_DIRECTIONS FOR THIS TASK_:
In the entries that follow, how many lines contain "biały"? Please reply with only the number.

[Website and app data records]
==================================================

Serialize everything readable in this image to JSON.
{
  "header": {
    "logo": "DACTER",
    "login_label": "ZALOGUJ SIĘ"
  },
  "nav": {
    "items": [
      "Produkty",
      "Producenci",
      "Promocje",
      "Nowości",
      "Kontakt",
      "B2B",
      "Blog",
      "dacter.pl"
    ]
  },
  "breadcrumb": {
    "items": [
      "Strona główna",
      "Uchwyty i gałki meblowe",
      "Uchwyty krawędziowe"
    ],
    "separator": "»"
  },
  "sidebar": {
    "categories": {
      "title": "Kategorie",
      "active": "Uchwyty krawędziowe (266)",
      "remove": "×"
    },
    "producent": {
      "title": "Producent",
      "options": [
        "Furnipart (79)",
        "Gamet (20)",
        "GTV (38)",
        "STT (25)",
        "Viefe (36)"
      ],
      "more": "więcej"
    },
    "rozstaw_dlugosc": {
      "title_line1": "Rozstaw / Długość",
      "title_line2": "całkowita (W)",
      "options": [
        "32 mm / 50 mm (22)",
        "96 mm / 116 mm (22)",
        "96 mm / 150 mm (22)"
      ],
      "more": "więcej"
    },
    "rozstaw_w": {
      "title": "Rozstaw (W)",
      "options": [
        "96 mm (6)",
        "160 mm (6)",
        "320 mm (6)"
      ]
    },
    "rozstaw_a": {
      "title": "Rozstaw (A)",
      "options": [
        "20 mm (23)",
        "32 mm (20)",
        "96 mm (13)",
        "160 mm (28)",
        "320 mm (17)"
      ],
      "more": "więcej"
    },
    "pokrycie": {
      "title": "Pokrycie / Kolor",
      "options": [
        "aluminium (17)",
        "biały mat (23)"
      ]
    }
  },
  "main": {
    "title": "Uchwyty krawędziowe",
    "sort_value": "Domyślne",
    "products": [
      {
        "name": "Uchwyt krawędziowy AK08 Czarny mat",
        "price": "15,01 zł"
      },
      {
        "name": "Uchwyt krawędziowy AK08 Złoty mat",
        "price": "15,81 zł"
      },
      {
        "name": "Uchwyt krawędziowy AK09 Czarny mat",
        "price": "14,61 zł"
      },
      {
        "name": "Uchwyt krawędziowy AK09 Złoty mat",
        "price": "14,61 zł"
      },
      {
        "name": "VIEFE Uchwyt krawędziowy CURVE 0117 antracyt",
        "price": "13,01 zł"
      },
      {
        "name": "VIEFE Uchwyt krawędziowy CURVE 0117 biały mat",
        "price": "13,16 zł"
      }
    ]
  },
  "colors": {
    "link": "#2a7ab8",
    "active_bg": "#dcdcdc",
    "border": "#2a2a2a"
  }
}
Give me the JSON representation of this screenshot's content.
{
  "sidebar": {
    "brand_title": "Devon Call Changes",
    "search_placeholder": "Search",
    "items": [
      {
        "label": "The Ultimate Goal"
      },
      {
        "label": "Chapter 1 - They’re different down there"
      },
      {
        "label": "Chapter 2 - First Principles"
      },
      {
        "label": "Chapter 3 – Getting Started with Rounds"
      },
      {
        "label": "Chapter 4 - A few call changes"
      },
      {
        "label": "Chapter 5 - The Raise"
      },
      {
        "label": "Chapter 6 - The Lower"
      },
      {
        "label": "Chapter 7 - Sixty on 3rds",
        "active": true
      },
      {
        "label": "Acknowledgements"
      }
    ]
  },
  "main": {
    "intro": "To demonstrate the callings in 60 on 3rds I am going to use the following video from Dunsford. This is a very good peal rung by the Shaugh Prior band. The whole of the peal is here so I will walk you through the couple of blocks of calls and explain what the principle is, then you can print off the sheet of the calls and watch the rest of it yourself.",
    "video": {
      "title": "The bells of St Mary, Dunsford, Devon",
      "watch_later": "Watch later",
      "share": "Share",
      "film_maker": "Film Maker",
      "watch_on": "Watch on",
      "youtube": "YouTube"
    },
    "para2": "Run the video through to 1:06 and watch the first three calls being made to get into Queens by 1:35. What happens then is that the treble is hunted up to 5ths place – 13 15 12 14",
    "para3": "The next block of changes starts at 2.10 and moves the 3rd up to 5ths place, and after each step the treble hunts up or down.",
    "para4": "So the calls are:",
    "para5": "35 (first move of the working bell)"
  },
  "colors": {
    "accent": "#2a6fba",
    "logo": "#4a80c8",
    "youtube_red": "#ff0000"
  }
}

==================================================

_RESPONSE TO THIS TASK_:
2